We believe that good design influences how we feel and act. With our partners and stakeholders, we harness the power of the built environment support our emotional and physiological well-being.

Deanna Van Buren

Deanna Van Buren

Co-founder and Design Director
Prior to starting DJDS, Deanna spent 15 years as a design lead on domestic, institutional and higher education projects in the Bay Area, Europe, Asia and the Middle East.   Her design leadership in restorative justice design has attracted funding such as a Byrne Justice Innovation Grant with the Center for Court Innovation to develop a peacemaking center in Syracuse, NY.  In addition to built projects, Deanna manifests her thought leadership on restorative justice architecture through published materials such as the “Restorative Justice City Map”and “Guidelines for Creating Restorative Spaces in Schools”.
Kyle Rawlins

Kyle Rawlins

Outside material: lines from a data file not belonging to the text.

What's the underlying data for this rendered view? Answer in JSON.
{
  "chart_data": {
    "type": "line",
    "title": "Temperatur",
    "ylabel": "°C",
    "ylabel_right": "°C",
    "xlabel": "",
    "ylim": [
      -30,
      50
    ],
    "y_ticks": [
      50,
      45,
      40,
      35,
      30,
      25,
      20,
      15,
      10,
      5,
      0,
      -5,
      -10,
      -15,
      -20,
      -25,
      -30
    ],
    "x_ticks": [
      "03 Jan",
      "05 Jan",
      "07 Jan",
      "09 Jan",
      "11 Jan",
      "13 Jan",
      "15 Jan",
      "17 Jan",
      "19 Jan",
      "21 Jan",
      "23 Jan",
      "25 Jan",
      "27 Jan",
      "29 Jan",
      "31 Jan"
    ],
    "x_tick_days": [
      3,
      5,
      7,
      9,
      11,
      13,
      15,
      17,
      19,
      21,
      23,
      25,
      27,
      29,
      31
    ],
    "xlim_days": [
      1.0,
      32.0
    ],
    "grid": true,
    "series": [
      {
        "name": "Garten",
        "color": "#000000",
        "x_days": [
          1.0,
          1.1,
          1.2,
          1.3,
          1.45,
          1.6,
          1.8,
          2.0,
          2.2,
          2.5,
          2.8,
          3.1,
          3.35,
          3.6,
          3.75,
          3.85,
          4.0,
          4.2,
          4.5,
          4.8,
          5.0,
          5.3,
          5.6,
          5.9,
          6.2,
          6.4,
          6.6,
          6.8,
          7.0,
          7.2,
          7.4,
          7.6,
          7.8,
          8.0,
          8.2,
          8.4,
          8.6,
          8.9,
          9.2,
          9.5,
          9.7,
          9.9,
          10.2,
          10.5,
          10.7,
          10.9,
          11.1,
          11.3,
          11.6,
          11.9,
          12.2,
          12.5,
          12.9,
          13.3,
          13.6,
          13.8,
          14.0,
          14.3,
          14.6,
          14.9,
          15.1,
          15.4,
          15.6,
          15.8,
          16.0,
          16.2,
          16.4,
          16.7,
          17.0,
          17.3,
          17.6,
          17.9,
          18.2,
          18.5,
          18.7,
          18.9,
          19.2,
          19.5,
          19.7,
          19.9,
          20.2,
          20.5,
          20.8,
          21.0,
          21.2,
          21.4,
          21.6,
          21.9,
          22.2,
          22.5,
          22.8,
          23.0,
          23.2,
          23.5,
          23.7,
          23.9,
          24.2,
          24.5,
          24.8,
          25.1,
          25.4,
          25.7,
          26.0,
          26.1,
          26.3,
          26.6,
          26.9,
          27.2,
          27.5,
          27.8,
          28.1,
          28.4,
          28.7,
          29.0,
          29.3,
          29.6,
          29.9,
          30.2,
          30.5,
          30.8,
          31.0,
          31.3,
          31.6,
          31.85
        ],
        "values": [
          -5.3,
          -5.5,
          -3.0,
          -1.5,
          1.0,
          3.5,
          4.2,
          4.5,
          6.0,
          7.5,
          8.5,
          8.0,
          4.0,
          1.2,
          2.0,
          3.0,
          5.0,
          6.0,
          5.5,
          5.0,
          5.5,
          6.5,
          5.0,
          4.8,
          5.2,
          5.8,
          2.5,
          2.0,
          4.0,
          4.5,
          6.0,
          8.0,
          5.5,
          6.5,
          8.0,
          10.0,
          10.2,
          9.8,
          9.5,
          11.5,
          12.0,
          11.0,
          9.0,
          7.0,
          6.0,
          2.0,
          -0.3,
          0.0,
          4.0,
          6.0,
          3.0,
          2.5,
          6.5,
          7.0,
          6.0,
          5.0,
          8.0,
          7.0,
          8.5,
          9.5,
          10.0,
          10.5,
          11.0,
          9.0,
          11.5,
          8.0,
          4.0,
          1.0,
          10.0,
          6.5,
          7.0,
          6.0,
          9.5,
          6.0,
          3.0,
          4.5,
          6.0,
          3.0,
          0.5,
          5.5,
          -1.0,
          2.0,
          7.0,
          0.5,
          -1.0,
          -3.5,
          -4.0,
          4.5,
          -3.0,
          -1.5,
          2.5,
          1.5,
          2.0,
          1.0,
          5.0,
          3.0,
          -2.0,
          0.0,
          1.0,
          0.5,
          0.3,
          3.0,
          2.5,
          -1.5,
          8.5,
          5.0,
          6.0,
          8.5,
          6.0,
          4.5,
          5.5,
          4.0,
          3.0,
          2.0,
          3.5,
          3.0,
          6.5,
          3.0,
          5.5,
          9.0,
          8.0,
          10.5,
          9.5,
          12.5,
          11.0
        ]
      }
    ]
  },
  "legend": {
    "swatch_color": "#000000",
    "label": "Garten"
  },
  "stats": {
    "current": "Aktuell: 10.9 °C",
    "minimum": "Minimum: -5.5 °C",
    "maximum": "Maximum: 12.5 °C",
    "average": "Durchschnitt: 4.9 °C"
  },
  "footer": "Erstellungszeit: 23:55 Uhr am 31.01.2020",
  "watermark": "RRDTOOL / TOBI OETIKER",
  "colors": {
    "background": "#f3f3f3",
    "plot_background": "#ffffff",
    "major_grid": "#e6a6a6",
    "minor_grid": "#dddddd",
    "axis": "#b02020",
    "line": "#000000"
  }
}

Co-Founder and Development Director
Kyle has been active in the analysis, financing, design, construction and management of real estate in North and South America for nearly 15 years. In addition to pursuing development projects in New York City, Kyle has consulted to the New York City Housing Authority (NYCHA) in the development of a solution for how might NYCHA, as landlords with a mission to help residents grow their income and assets, spearhead the creation of an economic development model to empower unemployed, unbanked, credit challenged “NYCHApreneurs” so that they may access capital to build sustainable, livable wage producing businesses.
Barb Toews

Barb Toews

Restorative Justice Consultant
Barb is an experienced practitioner and educator in restorative justice, with a special interest in its application in correctional facilities. She is currently Assistant Professor in criminal justice at University of Washington Tacoma. Her current research focuses on the relationship between restorative justice, architecture and design, and psycho-social-behavioral-judicial outcomes, research that includes the use of art/design-based methodologies. She and Deanna VanBuren are co-creators of Designing Justice+Designing Spaces Toolkitfor working with incarcerated individuals, architects/designs, and criminal and human service professional to engage with restorative justice and re-envision the design of justice spaces.